Text and photos ©Nancy J. Ondra
Corresponding with the arrival of gradually warmer temperatures at the end of the winter season, the appearance of Ova paschalis fruiting bodies is a curious phenomenon of the spring season in many parts of the United States.
O. paschalis var. arborea appears close to the branch tips, suspended by loop-like structures.
This disease generally forms on woody plants but otherwise does not appear to be host-specific. It may appear on evergreens…
…or deciduous species.
Small shrubs and trees – particularly those growing in open spaces where no larger woody plants are nearby – may be heavily infected.
On larger trees, the fruiting bodies tend to form primarily on the lowest branches, seldom appearing more than 6 or 7 feet above ground level, possibly indicating that the spores are soil-borne.
There is another variant, O. paschalis var. terrestris, which forms directly on the ground. Both types appear suddenly, with no symptoms of infection visible prior to their development. But unlike O. paschalis var. arborea, which typically appears in mid- to late March and remains visible for several weeks, O. paschalis var. terrestris commonly appears and disappears within a few hours. It occasionally forms on expanses of turfgrass but is usually found in sheltered places.
Scientists researching this phenomenon have reported observing rabbits (Order Lagomorpha) in the area of these fruiting bodies.
Despite much historical evidence of these sightings, however, no definitive connection has yet been made.
It is evident upon close inspection that these fruiting bodies have a hard, remarkably plastic-like shell with a distinct seam.
When opened, the structures of O. paschalis var. arborea typically appear to be empty, while those of O. paschalis var. terrestris often contain large spores that may be edible or ornamental.
While this disease forms exclusively in landscape settings, particularly close to homes, and tends to reappear year after year in the same place, it does not seem to have any detrimental effects to plants or people (except in the case of ingesting too many of the edible spores). And, unlike the phosphorescent spores of that other seasonal phenomenon, Lux noel, which outlines woody plants and structures around midwinter and often lingers for many weeks or months after its noctural glow is extinguished, Ova paschalis usually disappears completely by the end of April, so no control measures are necessary.
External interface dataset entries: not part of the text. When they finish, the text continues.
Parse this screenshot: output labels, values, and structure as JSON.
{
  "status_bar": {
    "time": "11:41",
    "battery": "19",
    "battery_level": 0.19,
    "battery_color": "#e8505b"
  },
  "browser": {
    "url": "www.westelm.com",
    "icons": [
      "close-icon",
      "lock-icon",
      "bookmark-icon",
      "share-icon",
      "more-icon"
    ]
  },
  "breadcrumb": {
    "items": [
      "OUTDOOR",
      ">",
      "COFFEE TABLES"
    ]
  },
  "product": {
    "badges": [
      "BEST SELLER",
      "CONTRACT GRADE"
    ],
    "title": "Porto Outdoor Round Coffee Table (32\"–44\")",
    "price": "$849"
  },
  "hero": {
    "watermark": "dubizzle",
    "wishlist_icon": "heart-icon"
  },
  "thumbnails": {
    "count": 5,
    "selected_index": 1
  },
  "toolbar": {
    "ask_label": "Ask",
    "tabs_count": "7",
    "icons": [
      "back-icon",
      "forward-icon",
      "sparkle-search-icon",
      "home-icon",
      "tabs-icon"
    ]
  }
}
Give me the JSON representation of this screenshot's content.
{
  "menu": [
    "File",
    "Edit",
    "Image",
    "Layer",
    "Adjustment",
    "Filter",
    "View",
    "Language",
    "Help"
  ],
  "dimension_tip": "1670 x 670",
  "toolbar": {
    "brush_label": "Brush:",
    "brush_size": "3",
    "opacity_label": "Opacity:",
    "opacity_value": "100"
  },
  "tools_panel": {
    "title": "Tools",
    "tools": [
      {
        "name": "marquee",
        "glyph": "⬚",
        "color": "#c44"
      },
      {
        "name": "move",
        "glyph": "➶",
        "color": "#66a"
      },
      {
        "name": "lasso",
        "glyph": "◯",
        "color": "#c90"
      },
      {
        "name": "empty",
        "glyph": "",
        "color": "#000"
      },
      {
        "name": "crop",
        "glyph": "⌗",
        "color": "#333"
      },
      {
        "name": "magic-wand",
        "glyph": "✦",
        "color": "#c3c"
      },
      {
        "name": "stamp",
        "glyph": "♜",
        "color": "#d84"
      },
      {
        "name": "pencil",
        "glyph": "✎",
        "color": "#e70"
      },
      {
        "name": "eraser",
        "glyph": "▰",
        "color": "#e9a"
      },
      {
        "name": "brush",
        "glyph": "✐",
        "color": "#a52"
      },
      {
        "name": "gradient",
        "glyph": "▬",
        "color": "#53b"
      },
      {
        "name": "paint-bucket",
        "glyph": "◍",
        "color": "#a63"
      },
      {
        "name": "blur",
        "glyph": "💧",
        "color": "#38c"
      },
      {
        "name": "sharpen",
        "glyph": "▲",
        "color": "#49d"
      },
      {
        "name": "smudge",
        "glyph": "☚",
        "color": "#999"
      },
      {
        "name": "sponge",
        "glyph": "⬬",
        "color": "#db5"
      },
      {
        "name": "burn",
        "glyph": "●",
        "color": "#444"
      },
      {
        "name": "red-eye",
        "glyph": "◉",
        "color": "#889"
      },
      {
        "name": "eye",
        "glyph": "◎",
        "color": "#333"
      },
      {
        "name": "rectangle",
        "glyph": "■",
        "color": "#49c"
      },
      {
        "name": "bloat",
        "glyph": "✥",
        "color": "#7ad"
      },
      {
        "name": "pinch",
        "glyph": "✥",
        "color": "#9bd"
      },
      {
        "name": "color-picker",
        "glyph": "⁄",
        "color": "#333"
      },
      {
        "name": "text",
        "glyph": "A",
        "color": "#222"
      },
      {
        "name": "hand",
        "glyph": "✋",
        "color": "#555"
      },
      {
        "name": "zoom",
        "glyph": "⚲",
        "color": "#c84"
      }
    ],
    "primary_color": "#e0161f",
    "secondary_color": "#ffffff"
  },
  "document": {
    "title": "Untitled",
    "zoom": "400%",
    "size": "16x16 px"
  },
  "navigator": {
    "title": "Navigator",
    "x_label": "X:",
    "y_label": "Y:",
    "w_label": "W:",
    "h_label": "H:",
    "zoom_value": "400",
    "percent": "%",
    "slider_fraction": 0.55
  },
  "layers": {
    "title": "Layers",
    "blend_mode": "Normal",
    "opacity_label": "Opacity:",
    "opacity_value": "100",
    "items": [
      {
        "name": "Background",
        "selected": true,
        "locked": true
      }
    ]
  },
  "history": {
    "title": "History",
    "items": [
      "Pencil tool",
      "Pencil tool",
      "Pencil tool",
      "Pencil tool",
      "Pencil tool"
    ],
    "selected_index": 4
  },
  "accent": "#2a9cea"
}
In fact, many welcome the colorful fruiting bodies for their ornamental value.
All of the photographs accompanying this bulletin were taken in Bucks Country, Pennsylvania. Reports of this phenomenon occurring in other areas are welcomed by the writer.